#### About this exercise:
Copy each line of the records that holds the string "JSON".

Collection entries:

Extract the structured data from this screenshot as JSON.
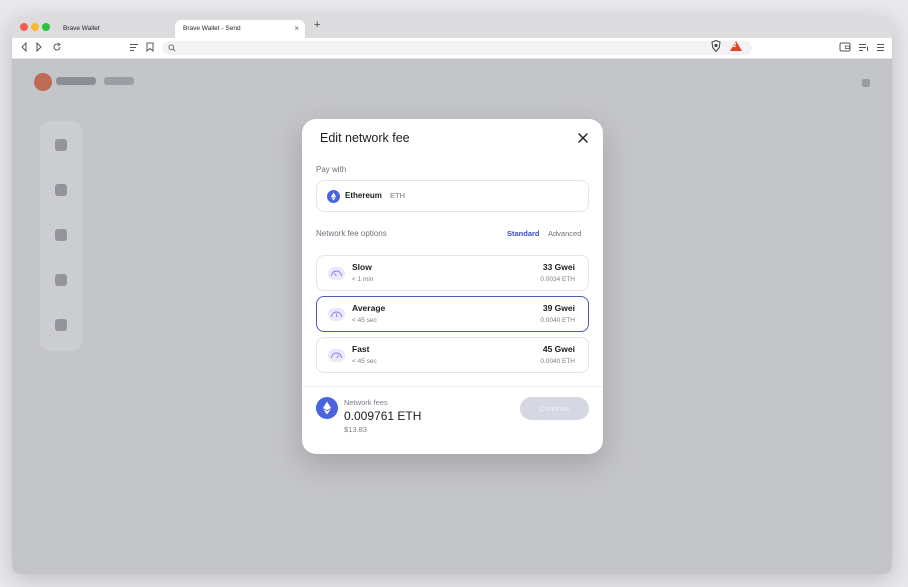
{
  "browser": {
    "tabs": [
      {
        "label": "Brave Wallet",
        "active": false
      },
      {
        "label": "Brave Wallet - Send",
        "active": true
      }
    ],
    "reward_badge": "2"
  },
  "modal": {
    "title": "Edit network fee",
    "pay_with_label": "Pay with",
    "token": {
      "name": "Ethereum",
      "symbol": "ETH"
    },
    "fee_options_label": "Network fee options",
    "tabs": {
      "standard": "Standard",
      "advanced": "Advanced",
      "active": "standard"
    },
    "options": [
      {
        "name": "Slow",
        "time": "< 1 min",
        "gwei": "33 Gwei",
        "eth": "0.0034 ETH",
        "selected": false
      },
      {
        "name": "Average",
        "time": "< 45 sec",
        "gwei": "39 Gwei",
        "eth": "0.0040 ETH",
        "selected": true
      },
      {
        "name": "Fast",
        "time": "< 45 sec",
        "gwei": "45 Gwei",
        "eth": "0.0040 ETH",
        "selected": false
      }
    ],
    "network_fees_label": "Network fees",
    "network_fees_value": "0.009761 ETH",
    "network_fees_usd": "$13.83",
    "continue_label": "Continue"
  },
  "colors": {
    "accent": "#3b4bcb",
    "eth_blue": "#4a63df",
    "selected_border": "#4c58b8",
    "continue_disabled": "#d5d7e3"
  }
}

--

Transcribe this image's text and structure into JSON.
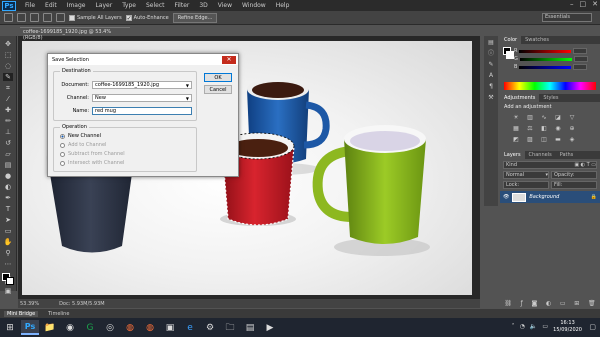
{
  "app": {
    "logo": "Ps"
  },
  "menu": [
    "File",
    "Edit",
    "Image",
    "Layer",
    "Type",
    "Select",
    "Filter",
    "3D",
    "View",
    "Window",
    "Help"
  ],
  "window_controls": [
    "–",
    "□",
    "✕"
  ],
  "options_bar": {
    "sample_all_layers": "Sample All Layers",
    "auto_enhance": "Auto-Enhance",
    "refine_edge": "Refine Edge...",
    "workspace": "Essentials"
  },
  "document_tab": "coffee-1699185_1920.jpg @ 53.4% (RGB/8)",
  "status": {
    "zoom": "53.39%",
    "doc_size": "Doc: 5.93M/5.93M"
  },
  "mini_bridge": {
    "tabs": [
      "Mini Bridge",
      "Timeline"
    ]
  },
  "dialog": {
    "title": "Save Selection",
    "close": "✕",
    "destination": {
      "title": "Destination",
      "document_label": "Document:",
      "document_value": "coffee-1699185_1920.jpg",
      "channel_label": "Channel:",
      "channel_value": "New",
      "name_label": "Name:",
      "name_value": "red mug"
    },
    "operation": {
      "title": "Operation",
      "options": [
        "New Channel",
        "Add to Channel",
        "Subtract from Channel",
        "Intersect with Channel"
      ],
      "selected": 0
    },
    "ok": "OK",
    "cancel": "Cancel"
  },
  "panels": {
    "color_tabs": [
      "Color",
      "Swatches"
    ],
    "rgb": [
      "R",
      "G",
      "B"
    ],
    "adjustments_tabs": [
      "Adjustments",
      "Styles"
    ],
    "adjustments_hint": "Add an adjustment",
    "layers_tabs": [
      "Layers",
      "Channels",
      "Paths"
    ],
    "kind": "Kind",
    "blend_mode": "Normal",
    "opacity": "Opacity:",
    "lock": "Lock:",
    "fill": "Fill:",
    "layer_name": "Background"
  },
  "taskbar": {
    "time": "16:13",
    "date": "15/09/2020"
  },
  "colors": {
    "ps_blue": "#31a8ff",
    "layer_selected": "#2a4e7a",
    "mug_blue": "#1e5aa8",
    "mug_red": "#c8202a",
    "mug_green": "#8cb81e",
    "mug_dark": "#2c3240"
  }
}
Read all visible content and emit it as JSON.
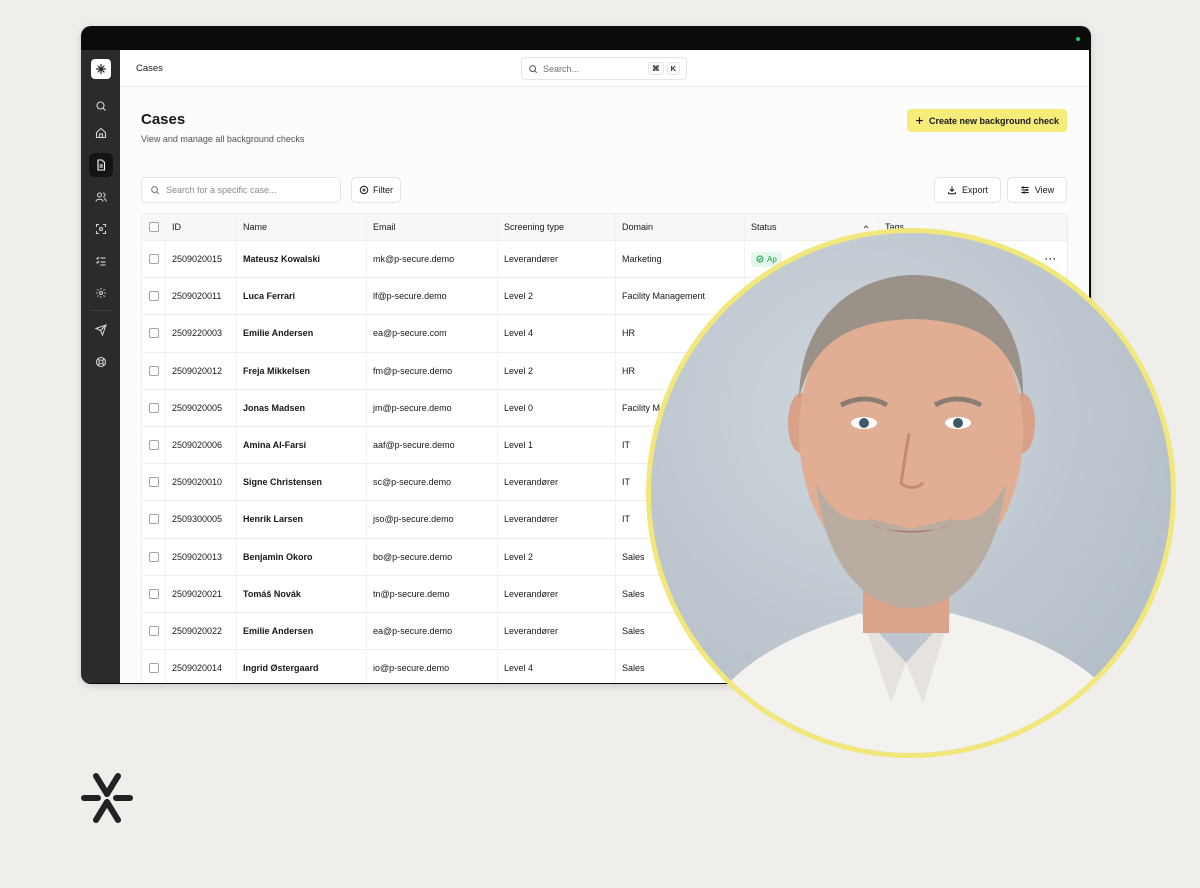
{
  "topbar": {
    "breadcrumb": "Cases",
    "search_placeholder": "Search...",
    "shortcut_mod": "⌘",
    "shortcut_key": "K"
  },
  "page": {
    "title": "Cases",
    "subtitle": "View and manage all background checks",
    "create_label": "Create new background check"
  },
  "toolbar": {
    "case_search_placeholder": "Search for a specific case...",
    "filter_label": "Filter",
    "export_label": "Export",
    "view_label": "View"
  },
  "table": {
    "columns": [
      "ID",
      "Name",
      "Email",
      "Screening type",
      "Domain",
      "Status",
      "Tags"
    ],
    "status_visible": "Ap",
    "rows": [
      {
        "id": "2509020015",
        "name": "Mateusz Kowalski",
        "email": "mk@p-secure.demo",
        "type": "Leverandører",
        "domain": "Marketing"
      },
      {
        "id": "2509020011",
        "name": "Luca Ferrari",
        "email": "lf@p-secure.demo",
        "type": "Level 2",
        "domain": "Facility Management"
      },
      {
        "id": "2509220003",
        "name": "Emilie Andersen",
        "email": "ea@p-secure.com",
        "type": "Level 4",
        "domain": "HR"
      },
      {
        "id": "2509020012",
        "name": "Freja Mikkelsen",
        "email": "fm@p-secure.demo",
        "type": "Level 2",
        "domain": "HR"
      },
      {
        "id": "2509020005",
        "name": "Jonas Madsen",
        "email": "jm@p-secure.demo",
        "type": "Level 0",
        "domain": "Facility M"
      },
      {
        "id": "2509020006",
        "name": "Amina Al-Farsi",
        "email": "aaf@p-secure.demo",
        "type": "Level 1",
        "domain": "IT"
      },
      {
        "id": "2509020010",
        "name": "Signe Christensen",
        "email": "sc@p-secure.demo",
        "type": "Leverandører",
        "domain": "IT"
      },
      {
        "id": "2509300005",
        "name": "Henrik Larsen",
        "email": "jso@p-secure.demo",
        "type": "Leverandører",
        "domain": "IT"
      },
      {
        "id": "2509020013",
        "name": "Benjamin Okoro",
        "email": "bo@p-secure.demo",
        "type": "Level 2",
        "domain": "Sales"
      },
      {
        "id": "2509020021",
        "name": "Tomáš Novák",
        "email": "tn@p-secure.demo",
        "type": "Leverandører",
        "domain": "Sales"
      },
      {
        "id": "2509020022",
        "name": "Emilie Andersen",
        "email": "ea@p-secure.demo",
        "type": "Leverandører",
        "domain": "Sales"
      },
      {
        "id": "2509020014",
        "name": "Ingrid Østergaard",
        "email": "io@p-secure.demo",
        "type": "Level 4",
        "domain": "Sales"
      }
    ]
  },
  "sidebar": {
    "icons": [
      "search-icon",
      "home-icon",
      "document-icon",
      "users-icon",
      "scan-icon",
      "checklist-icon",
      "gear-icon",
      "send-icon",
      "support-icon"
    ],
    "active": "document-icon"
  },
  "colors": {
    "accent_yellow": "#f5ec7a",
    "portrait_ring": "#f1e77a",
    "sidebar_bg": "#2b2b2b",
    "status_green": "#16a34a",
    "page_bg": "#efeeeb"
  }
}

#### Result of this task:
Extract the structured data from this screenshot as JSON.
Transcribe this image's text and structure into JSON.
Read all visible content and emit it as JSON.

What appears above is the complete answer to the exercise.